- _LISTED RECORDS_
- Opening Delimiter -

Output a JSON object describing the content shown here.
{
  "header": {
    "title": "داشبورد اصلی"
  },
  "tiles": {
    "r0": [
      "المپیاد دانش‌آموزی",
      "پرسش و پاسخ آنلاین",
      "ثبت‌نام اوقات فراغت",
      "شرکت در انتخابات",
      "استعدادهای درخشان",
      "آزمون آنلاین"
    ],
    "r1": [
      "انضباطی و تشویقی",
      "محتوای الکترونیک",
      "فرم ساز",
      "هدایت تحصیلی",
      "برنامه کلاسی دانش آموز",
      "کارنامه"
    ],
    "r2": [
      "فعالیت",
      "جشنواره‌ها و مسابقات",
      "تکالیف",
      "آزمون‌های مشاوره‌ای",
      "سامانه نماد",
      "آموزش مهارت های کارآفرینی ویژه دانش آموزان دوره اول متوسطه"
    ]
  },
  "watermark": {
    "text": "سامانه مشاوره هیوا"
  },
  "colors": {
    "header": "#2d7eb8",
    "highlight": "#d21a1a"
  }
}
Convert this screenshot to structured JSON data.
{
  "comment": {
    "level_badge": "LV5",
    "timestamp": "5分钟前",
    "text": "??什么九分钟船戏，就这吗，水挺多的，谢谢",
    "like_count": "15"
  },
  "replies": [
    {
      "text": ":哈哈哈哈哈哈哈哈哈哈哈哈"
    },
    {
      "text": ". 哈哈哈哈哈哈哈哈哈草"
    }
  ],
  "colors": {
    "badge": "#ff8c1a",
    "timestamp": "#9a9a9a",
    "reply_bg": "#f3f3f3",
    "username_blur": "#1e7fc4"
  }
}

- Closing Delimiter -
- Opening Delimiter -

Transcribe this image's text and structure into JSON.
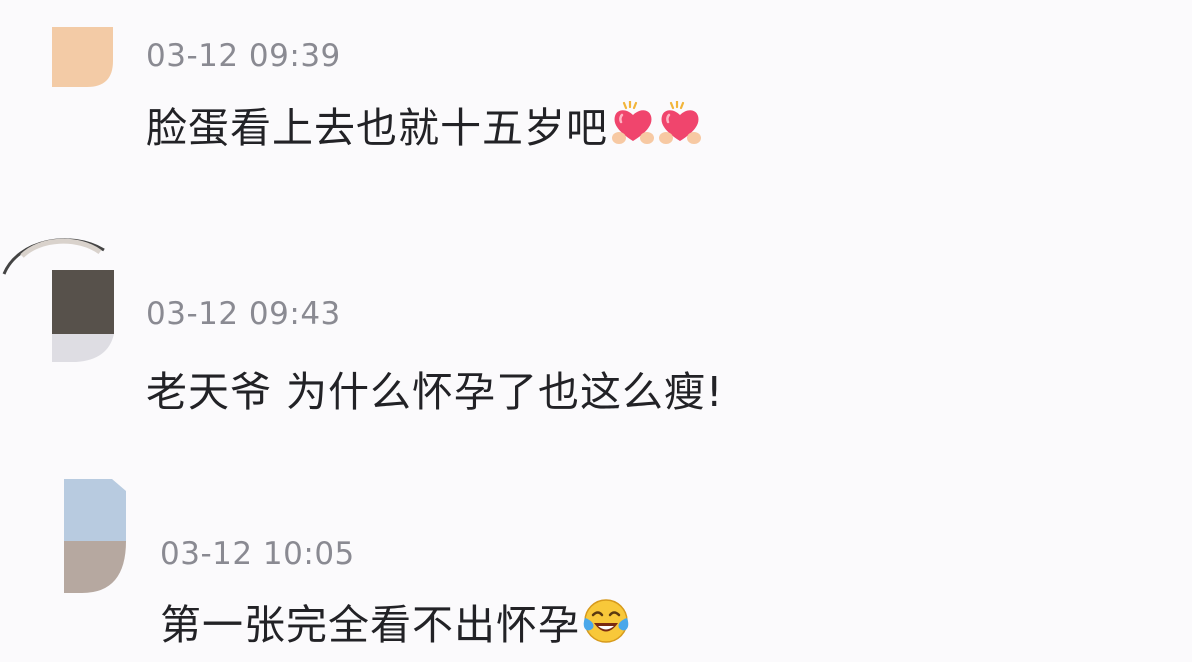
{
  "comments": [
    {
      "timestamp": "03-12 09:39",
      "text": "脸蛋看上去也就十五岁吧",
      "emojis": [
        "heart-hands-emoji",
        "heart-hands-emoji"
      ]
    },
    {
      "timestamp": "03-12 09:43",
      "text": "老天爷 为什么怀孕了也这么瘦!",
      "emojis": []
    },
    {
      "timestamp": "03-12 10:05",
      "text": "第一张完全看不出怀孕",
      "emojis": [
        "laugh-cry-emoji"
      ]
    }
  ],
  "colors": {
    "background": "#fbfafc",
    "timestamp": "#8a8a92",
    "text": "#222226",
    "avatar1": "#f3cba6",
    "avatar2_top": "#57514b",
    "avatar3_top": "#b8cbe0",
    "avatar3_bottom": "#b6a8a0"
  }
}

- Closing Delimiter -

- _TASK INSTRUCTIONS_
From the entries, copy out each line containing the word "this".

- _ANSWER FOR THE TASK_
Convert this screenshot to structured JSON data.
Transcribe this image's text and structure into JSON.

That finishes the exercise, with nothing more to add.